unCalibrate function. There are two versions, one where you have a single age and just want to get a quick look up of the 14C age, and another where you have the full distribution of the calibrated age and want to estimate both the 14C age and its associated error
The simple version can be run with, e.g.:
##  2346
The above un-calibrates the age 2350 BP to the age 2346 14C years BP on the intcal13 calibration curve. A more advanced version would be:
##  2388 4224 10065
A fun experiment can then be run to see what the distribution of 14C ages would look like for an even distribution of calendar ages:
ageRange = seq(8000, 9000, by = 5) c14Ages = unCalibrate(ageRange, type = 'ages') load(system.file('data/intcal13.rda', package = 'Bchron')) ggplot(intcal13, aes(x = V1, y = V2)) + geom_line() + theme_bw() + scale_x_continuous(limits = range(ageRange)) + scale_y_continuous(limits = range(c14Ages)) + geom_rug(data = data.frame(c14Ages), aes(y = c14Ages), sides = 'l', inherit.aes = F) + geom_rug(data = data.frame(ageRange), aes(x = ageRange), sides = 'b', inherit.aes = F) + labs(x = 'Calendar years BP', y = '14C years BP')

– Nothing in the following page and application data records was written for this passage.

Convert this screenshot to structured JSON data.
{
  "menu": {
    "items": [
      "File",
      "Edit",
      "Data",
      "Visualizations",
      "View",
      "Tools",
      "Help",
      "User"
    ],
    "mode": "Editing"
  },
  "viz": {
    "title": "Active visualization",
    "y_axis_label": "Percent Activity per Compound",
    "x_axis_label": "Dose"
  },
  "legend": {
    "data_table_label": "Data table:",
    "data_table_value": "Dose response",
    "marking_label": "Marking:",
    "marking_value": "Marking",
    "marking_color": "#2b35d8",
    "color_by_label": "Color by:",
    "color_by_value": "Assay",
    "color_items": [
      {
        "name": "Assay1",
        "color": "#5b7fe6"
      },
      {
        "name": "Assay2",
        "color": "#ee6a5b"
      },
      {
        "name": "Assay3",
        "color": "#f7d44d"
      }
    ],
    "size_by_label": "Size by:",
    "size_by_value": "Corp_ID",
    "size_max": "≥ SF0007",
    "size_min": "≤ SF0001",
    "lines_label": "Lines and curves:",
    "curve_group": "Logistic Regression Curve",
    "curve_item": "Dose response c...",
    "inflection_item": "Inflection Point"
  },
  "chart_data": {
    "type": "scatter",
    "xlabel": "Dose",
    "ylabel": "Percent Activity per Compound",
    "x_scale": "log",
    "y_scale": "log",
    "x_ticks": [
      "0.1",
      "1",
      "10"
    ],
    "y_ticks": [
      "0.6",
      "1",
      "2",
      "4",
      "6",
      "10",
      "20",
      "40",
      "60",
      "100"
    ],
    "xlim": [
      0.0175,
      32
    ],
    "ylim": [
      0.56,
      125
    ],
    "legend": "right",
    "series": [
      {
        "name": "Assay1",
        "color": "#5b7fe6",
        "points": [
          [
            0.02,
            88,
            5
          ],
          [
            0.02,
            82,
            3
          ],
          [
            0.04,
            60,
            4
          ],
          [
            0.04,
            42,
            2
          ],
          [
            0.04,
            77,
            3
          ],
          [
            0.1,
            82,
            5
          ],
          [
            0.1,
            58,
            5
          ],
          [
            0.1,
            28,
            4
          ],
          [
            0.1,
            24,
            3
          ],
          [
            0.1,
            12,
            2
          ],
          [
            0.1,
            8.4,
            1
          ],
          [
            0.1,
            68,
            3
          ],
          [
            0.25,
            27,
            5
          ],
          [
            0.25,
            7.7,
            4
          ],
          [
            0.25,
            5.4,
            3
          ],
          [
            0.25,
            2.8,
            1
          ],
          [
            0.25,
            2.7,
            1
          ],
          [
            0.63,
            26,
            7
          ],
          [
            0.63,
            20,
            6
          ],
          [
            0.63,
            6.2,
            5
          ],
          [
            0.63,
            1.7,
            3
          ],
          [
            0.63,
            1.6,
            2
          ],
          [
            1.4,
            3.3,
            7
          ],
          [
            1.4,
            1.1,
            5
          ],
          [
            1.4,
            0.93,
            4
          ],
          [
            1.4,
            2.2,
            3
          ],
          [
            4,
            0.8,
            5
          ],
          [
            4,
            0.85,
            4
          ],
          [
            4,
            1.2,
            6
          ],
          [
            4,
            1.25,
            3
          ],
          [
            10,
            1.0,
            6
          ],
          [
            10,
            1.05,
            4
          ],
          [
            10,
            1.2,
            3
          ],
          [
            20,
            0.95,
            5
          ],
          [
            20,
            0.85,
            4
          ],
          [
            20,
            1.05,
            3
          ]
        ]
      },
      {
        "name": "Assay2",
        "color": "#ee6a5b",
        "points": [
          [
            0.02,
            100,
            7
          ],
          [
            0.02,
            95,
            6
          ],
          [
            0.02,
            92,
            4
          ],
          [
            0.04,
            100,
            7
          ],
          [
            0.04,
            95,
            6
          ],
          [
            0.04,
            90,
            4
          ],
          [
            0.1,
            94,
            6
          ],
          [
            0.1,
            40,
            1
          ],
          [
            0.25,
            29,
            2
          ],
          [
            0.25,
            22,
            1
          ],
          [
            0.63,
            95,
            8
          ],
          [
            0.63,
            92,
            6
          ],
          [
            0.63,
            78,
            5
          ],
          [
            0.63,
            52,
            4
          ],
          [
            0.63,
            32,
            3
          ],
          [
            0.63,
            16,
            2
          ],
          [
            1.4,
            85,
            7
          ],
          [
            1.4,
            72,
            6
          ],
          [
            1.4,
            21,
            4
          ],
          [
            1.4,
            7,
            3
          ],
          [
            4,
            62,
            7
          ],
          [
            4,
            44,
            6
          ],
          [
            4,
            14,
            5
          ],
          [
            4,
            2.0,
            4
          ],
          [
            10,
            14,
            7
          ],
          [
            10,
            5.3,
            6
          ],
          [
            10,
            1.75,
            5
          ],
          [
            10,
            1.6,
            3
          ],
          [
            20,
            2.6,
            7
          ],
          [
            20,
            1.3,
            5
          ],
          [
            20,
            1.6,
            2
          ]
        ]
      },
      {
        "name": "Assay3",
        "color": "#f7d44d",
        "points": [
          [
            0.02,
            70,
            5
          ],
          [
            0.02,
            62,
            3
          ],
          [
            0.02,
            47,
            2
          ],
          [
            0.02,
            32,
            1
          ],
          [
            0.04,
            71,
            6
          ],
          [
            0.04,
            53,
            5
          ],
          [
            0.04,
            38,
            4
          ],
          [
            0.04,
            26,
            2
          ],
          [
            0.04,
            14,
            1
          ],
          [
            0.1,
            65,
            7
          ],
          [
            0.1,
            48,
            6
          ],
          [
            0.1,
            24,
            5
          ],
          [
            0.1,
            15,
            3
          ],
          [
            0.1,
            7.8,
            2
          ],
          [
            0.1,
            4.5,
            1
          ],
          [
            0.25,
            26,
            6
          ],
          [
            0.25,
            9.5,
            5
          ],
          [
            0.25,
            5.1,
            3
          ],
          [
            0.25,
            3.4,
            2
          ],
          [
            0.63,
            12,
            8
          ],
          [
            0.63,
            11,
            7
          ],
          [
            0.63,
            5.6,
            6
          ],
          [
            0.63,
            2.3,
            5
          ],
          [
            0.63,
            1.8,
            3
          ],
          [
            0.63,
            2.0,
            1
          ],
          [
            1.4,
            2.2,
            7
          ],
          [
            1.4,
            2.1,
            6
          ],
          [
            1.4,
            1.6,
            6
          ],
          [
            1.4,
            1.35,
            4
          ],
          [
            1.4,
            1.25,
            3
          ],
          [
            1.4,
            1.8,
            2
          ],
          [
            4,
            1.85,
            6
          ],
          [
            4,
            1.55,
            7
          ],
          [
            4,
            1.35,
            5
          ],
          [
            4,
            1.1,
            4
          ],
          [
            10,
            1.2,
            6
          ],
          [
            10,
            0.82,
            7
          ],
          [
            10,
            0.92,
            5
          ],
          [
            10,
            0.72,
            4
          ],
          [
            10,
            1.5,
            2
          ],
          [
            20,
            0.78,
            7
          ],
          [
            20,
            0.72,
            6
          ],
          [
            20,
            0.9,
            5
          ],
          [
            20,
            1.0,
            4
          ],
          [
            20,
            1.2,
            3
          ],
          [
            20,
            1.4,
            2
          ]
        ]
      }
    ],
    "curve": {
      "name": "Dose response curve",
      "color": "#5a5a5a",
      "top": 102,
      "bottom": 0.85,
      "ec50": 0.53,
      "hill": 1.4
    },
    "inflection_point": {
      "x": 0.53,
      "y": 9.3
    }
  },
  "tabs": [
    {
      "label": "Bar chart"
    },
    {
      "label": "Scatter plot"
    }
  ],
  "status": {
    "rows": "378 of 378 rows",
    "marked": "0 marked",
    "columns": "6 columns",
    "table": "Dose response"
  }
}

Unsurprisingly the places where the calibration curve is flat (or reverses) leads to ‘clumps’ of calendar ages.
The more complicated version is run by providing it with a (preferably large) sample of ages which form a calibrated date. Such a set is created with Bchron via
We can now uncalibrate such a set of samples
## $mean ##  11255 ## ## $sd ##  25
This will provide a single best estimate of the mean and standard deviation of the uncalibrated (here 14C) date.
For a description of the kind of things that Bchron can do:
Parnell, A. C., Haslett, J., Allen, J. R. M., Buck, C. E., & Huntley, B. (2008). A flexible approach to assessing synchroneity of past events using Bayesian reconstructions of sedimentation history. Quaternary Science Reviews, 27(19-20), 1872–1885.
For the maths behind Bchron:
Haslett, J., & Parnell, A. (2008). A simple monotone process with application to radiocarbon-dated depth chronologies. Journal of the Royal Statistical Society: Series C (Applied Statistics), 57(4), 399–418.
For a review of chronology models:
Parnell, A. C., Buck, C. E., & Doan, T. K. (2011). A review of statistical chronology models for high-resolution, proxy-based Holocene palaeoenvironmental reconstruction. Quaternary Science Reviews, 30(21-22), 2948–2960.
For relative sea level rate estimation:
Parnell, A. C., & Gehrels, W. R. (2015). Using chronological models in late Holocene sea level reconstructions from salt marsh sediments. In: I. Shennan, B.P. Horton, and A.J. Long (eds). Handbook of Sea Level Research. Chichester: Wiley.